NAR Policy Forum

© Oscar & Associates

From left: Christopher Coes, vice president of land use and development at Smart Growth America; Julia Gordon, president of the National Community Stabilization Trust; Stockton Williams, executive director of the National Council of State Housing Finance Agencies; and Buzz Roberts, president and CEO of the National Association of Affordable Housing Lenders, discuss affordable housing measures that are being considered in Congress.

Experts: Lack of Tax Incentives Hurting Homeownership

Changes to the tax code eliminated many financial advantages for homeowners. Policy analysts say new tax measures to boost affordable housing are necessary to keep homeownership attractive.

February 7, 2020

The Tax Cuts and Jobs Act, which weakened longstanding homeownership tax breaks, has had the effect of sidelining many would-be buyers and dampening home sales, housing policy experts said at the National Association of REALTORS®’ Policy Forum in Washington, D.C., on Thursday.

Stricter limits on the mortgage interest and state and local tax deductions have rendered tens of millions of households unable to qualify for the benefits that a majority of homeowners used to enjoy. As home prices continue to rise, prospective buyers are starving for more financial incentives to purchase, said David Bank, senior vice president of Rosen Consulting Group. A viable way to fill the void, he said, is to create more tax breaks for builders who construct affordable housing and, thus, provide more options for vulnerable first-time buyers, including minorities and young adults.

The need for these incentives is acute: Residential investment, which historically has accounted for 5% of U.S. GDP growth annually, made up only 3% last year, Bank said. That’s a loss of $18 billion. A tax code that no longer favors homeownership as heavily is at least partially responsible, said Bank, noting that 28 million fewer tax filers itemized their deductions in 2018. “That’s a very large group of people who aren’t getting that incentive,” he said. 

Although it’s unlikely that a divided Congress  will restore or advance new tax incentives in the near future, the one issue that has clear bipartisan support on Capitol Hill is affordable housing, said Stockton Williams, executive director of the National Council of State Housing Finance Agencies. There’s a good chance that the Affordable Housing Credit Improvement Act, a measure that would provide more tax credits to developers of affordable housing units, will pass both chambers of Congress this year, he said. Already, 200 House members and 38 senators have signed on to support the bill. “The main thing this bill does is provide more housing credit; it’s designed to meet state- and community-level housing needs,” Williams said. “This bill would provide states more housing credits to get more affordable housing built and preserved.”

Julia Gordon, president of the National Community Stabilization Trust, said another bright spot in affordable housing legislation is the Neighborhood Homes Investment Act, which would offer tax incentives for home building and rehabilitation in impoverished areas. The bill, which is gaining steam in the House, would “cover close to a quarter of neighborhoods in the urban cores and maybe a little more in rural areas,” Gordon said. “We need to make sure that this is not a tool for displacement but a tool to raise the living standards for everybody.” She expects the Senate to take up the bill in the next week.

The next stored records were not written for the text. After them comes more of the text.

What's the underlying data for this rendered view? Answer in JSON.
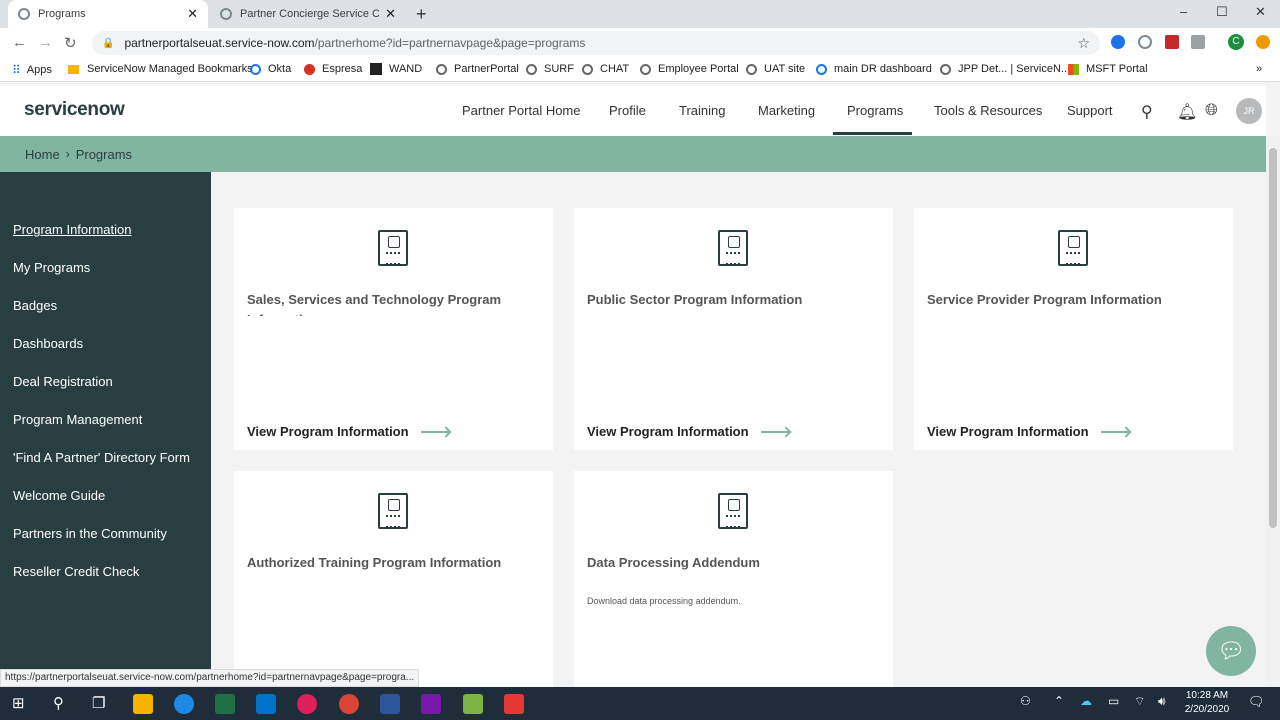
{
  "browser": {
    "tabs": [
      {
        "title": "Programs",
        "active": true
      },
      {
        "title": "Partner Concierge Service Center",
        "active": false
      }
    ],
    "new_tab_icon": "plus-icon",
    "window_controls": {
      "minimize": "–",
      "maximize": "☐",
      "close": "✕"
    },
    "url": "partnerportalseuat.service-now.com/partnerhome?id=partnernavpage&page=programs",
    "url_host": "partnerportalseuat.service-now.com",
    "url_path": "/partnerhome?id=partnernavpage&page=programs",
    "bookmarks": [
      "Apps",
      "ServiceNow Managed Bookmarks",
      "Okta",
      "Espresa",
      "WAND",
      "PartnerPortal",
      "SURF",
      "CHAT",
      "Employee Portal",
      "UAT site",
      "main DR dashboard",
      "JPP Det... | ServiceN...",
      "MSFT Portal"
    ],
    "bookmark_overflow": "»",
    "profile_initial": "C",
    "status_url": "https://partnerportalseuat.service-now.com/partnerhome?id=partnernavpage&page=progra..."
  },
  "header": {
    "logo": "servicenow",
    "nav": [
      "Partner Portal Home",
      "Profile",
      "Training",
      "Marketing",
      "Programs",
      "Tools & Resources",
      "Support"
    ],
    "active_nav": "Programs",
    "avatar_initials": "JR"
  },
  "breadcrumb": {
    "home": "Home",
    "separator": "›",
    "current": "Programs"
  },
  "sidebar": {
    "items": [
      {
        "label": "Program Information",
        "active": true
      },
      {
        "label": "My Programs"
      },
      {
        "label": "Badges"
      },
      {
        "label": "Dashboards"
      },
      {
        "label": "Deal Registration"
      },
      {
        "label": "Program Management"
      },
      {
        "label": "'Find A Partner' Directory Form"
      },
      {
        "label": "Welcome Guide"
      },
      {
        "label": "Partners in the Community"
      },
      {
        "label": "Reseller Credit Check"
      }
    ]
  },
  "cards": [
    {
      "title": "Sales, Services and Technology Program Information",
      "link": "View Program Information",
      "icon": "document-bell-icon"
    },
    {
      "title": "Public Sector Program Information",
      "link": "View Program Information",
      "icon": "document-building-icon"
    },
    {
      "title": "Service Provider Program Information",
      "link": "View Program Information",
      "icon": "document-checkbox-icon"
    },
    {
      "title": "Authorized Training Program Information",
      "icon": "document-presentation-icon"
    },
    {
      "title": "Data Processing Addendum",
      "description": "Download data processing addendum.",
      "icon": "document-refresh-icon"
    }
  ],
  "taskbar": {
    "time": "10:28 AM",
    "date": "2/20/2020"
  },
  "colors": {
    "brand_dark": "#293e40",
    "brand_green": "#81b5a1",
    "background": "#f3f3f3"
  }
}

Opportunity zones also are proving to be an effective way to expand affordable housing. About 115 opportunity zone funds totaling $9 billion have been designated nationwide for affordable housing projects, said Christopher Coes, vice president of land use and development at Smart Growth America. “Affordable housing is by far the number one product that people want to invest in,” Coes said. “We’re beginning to find a number of local communities who are adopting direct opportunity zone incentives.”

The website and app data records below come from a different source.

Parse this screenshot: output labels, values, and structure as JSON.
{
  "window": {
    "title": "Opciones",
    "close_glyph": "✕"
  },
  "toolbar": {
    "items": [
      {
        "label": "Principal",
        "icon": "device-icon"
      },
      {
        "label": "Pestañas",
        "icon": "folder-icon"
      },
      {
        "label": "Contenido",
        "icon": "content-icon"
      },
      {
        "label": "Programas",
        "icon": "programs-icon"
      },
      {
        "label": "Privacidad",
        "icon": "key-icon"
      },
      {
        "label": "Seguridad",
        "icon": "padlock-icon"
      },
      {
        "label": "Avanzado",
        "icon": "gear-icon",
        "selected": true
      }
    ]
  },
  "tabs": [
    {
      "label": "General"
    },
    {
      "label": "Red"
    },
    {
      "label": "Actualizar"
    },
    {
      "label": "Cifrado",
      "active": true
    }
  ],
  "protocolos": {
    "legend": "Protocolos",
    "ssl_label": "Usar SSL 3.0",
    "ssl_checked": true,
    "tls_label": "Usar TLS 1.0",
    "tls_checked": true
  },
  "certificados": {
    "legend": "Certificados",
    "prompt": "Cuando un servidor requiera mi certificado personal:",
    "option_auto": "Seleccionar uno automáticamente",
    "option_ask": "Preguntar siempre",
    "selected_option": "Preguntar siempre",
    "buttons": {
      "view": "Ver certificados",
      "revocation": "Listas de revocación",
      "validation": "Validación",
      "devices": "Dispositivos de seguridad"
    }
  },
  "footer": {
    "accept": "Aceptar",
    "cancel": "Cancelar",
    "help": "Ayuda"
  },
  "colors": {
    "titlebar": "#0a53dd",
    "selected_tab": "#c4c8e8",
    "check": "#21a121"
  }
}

He suggested that investors who want to take advantage of opportunity zones should forge partnerships with diverse community stakeholders, such as nonprofits and hospitals, “who have capital and see affordable housing as a boon to the neighborhood. Now is the time for us to have a radical reimagining of how we produce affordable housing.”

The panelists agreed as affordable options increase, real estate professionals will play an important role in educating buyers about the financial requirements of homeownership. For many would-be buyers, it's not the price of the home but the size of the down payment that holds them back from purchasing. Gordon reminded agents and brokers that many people falsely believe they need a 20% down payment to qualify for a mortgage. “If we can solve that problem or create a policy that addresses that, we can get a lot more homeowners into homes in the places that they want to live,” she said.

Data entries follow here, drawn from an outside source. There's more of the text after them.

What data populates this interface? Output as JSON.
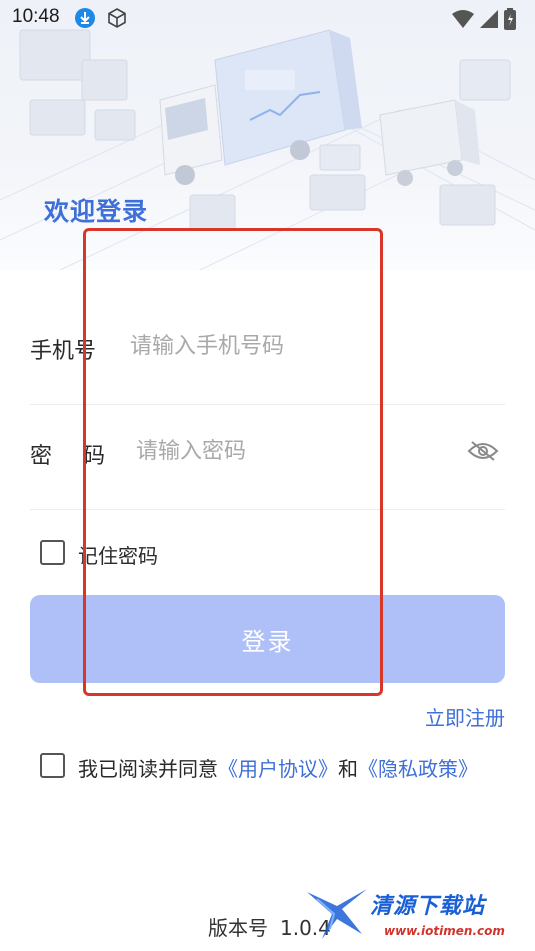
{
  "status_bar": {
    "time": "10:48",
    "icons": [
      "download-icon",
      "package-icon",
      "wifi-icon",
      "signal-icon",
      "battery-icon"
    ],
    "download_badge_color": "#1e88e5"
  },
  "header": {
    "welcome": "欢迎登录",
    "accent_color": "#3f6fd8"
  },
  "form": {
    "phone": {
      "label": "手机号",
      "placeholder": "请输入手机号码",
      "value": ""
    },
    "password": {
      "label_char_1": "密",
      "label_char_2": "码",
      "placeholder": "请输入密码",
      "value": "",
      "visibility_icon": "eye-off-icon"
    },
    "remember": {
      "label": "记住密码",
      "checked": false
    },
    "login_button": {
      "label": "登录",
      "color": "#aec0f7"
    },
    "register_link": "立即注册"
  },
  "agreement": {
    "checked": false,
    "prefix": "我已阅读并同意",
    "user_agreement": "《用户协议》",
    "conjunction": "和",
    "privacy_policy": "《隐私政策》"
  },
  "footer": {
    "version_label": "版本号",
    "version_value": "1.0.4"
  },
  "watermark": {
    "title": "清源下载站",
    "subtitle": "www.iotimen.com"
  },
  "annotation": {
    "frame_color": "#d9362a"
  }
}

As affordable housing solutions work their way through the federal and state legislatures, one thing's clear: REALTORS® will be invaluable partners in shaping the policies and promoting them to the public. “Everybody knows that when NAR’s members get organized and focused on a policy issue, things in Washington happen,” Williams said.